→ **Listed entries**
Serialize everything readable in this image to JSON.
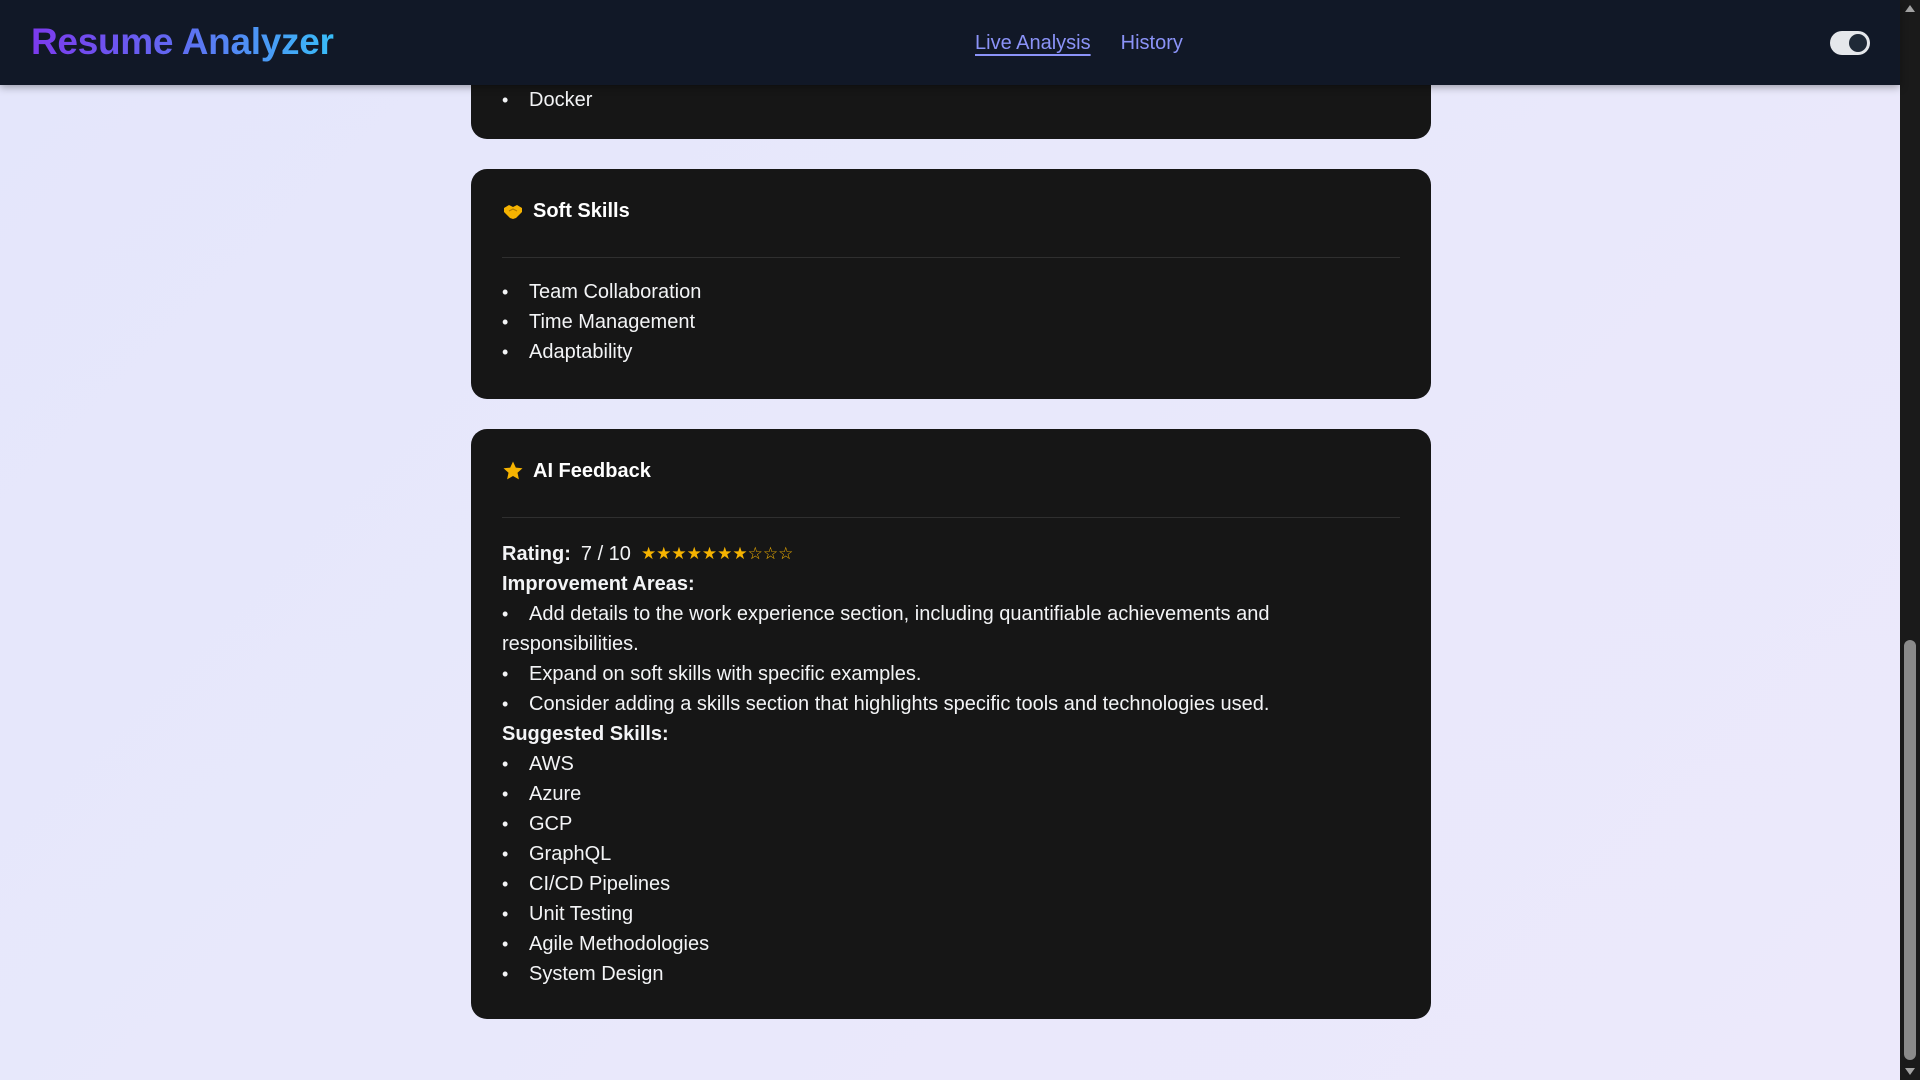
{
  "header": {
    "app_title": "Resume Analyzer",
    "nav": [
      {
        "label": "Live Analysis",
        "active": true
      },
      {
        "label": "History",
        "active": false
      }
    ],
    "theme_toggle_on": true
  },
  "tech_card": {
    "items": [
      "Docker"
    ]
  },
  "soft_skills": {
    "icon": "handshake-icon",
    "title": "Soft Skills",
    "items": [
      "Team Collaboration",
      "Time Management",
      "Adaptability"
    ]
  },
  "ai_feedback": {
    "icon": "star-icon",
    "title": "AI Feedback",
    "rating_label": "Rating:",
    "rating_value": "7 / 10",
    "rating_stars": "★★★★★★★☆☆☆",
    "rating": 7,
    "rating_max": 10,
    "improvement_title": "Improvement Areas:",
    "improvements": [
      "Add details to the work experience section, including quantifiable achievements and responsibilities.",
      "Expand on soft skills with specific examples.",
      "Consider adding a skills section that highlights specific tools and technologies used."
    ],
    "suggested_title": "Suggested Skills:",
    "suggested_skills": [
      "AWS",
      "Azure",
      "GCP",
      "GraphQL",
      "CI/CD Pipelines",
      "Unit Testing",
      "Agile Methodologies",
      "System Design"
    ]
  },
  "colors": {
    "navbar_bg": "#111827",
    "card_bg": "#161616",
    "nav_link": "#8b93f8",
    "star": "#f5b301"
  }
}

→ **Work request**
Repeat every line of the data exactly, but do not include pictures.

→ **Solved exercise**
Serialize everything readable in this image to JSON.
{
  "header": {
    "app_title": "Resume Analyzer",
    "nav": [
      {
        "label": "Live Analysis",
        "active": true
      },
      {
        "label": "History",
        "active": false
      }
    ],
    "theme_toggle_on": true
  },
  "tech_card": {
    "items": [
      "Docker"
    ]
  },
  "soft_skills": {
    "icon": "handshake-icon",
    "title": "Soft Skills",
    "items": [
      "Team Collaboration",
      "Time Management",
      "Adaptability"
    ]
  },
  "ai_feedback": {
    "icon": "star-icon",
    "title": "AI Feedback",
    "rating_label": "Rating:",
    "rating_value": "7 / 10",
    "rating_stars": "★★★★★★★☆☆☆",
    "rating": 7,
    "rating_max": 10,
    "improvement_title": "Improvement Areas:",
    "improvements": [
      "Add details to the work experience section, including quantifiable achievements and responsibilities.",
      "Expand on soft skills with specific examples.",
      "Consider adding a skills section that highlights specific tools and technologies used."
    ],
    "suggested_title": "Suggested Skills:",
    "suggested_skills": [
      "AWS",
      "Azure",
      "GCP",
      "GraphQL",
      "CI/CD Pipelines",
      "Unit Testing",
      "Agile Methodologies",
      "System Design"
    ]
  },
  "colors": {
    "navbar_bg": "#111827",
    "card_bg": "#161616",
    "nav_link": "#8b93f8",
    "star": "#f5b301"
  }
}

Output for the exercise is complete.